    How many times do we have to go through this: Web applications are sad substitutes for native applications, and always will be. Only idiots think that reducing your user experience to a tiny subset of what it is currently capable of would think that Chrome OS is a good idea.

    FAIL
    Qbt
    • Wrong

      @Qbt <br><br>For what the average user does (which isn't play games, or edit videos, or record music), cloud based computing is great. Email, Word Processing, Spreadsheets--these are all doable (and have been getting done) in the cloud. <br><br>If a system can go from cold to ready in a matter of seconds to allow access to your data, that's awesome, is it not? Couple that with the average user, and you have Chrome OS. <br><br>What's not a "good idea" about that? <br><br>Google having your data is no different from your ISP having your data since you presumably use them for your DNS server (psst: I use Google--it's faster). <br><br>So...ummm...yeah...what's not a good idea about that?

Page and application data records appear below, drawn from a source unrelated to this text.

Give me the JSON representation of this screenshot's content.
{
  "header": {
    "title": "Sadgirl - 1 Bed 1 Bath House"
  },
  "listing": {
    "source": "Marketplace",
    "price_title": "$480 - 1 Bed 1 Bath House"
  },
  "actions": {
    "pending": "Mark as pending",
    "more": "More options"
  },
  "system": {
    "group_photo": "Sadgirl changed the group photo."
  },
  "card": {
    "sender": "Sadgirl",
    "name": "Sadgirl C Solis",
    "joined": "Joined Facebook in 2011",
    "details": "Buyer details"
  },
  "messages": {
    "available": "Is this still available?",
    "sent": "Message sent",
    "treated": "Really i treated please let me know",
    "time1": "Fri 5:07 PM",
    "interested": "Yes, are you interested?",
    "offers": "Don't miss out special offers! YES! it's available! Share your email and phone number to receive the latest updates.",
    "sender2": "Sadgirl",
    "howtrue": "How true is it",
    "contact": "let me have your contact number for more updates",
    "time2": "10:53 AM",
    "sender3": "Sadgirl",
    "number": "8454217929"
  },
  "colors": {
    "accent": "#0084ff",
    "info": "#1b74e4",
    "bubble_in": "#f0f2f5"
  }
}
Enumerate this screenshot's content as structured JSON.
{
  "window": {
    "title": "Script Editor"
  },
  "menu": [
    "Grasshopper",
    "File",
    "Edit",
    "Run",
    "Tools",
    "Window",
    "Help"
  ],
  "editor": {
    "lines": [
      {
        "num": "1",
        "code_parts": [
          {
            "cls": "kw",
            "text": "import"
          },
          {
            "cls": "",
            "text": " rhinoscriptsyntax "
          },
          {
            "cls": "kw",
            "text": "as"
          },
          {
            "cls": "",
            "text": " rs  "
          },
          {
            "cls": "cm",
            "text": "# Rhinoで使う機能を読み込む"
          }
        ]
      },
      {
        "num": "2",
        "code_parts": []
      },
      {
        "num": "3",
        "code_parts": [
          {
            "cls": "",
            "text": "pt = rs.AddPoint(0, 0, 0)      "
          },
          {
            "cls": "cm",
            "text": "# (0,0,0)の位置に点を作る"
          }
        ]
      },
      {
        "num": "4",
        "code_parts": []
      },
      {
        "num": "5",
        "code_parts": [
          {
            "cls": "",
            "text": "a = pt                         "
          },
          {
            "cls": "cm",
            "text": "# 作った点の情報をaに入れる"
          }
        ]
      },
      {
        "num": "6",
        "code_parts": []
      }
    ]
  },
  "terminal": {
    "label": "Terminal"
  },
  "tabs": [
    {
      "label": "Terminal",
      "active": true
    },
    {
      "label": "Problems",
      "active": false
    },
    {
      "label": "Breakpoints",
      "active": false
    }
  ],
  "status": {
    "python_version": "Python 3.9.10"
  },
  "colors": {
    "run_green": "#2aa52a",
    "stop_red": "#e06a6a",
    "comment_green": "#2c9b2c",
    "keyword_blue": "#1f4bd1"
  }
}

      Final Thought: If you don't want your data being "had" don't use the internet...then, it'll be safely with you...right?
      GSystems
      • Extra Wrong

        @G-Systems

        "<i>For what the average user does (which isn't play games, or edit videos, or record music), cloud based computing is great. Email, Word Processing, Spreadsheets--these are all doable (and have been getting done) in the cloud.</i>"

        Until the very first time these same users <b>do</b> want to do something that crippled web apps can't do. Then these very same users will suddenly figure out what the return policy is...

        "<i>If a system can go from cold to ready in a matter of seconds to allow access to your data, that's awesome, is it not? Couple that with the average user, and you have Chrome OS.</i>"

        Who cares about boot time? Seriously? If you make your computer platform choices on something as irrelevant as boot time, then I guess you deserve what you get. Especially since if you use the computer's sleep function, the computer wakes up within a few seconds.

        "<i>What's not a "good idea" about that?</i>"

        Actually, there isn't anything good about it. It is a sad subset of what my computer can do today. Feel free to limit yourself though, if you feel that is in any way "progress".

        "<i>Google having your data is no different from your ISP having your data since you presumably use them for your DNS server...</i>"

        LOL, I can see why you are so excited about Google - you can't tell the difference between Google having your data and your ISP having it. Here is a clue: Google's core business is based on having your data and mining it for their own benefit. My ISP's business model is only based on moving my data from point A to point B.

        Chrome OS will go down in history as one gigantic FAIL. Nothing you have said, or anyone else, has provided one single advantage of Chrome OS vs Windows 7. My browser already does "Chome OS". Why dumb down my computer experience to clumsy web-apps only?
        Qbt
      • I think the idea is that the future is mobile

        And Windows doesn't play well with lower powered mobile devices. Windows 7 on a netbook will run, and will run decently. Will it be as snappy as Chrome OS? I doubt it very much, as Windows is a desktop OS.

        That isn't a bad thing, it's just a fact.
        Michael Alan Goff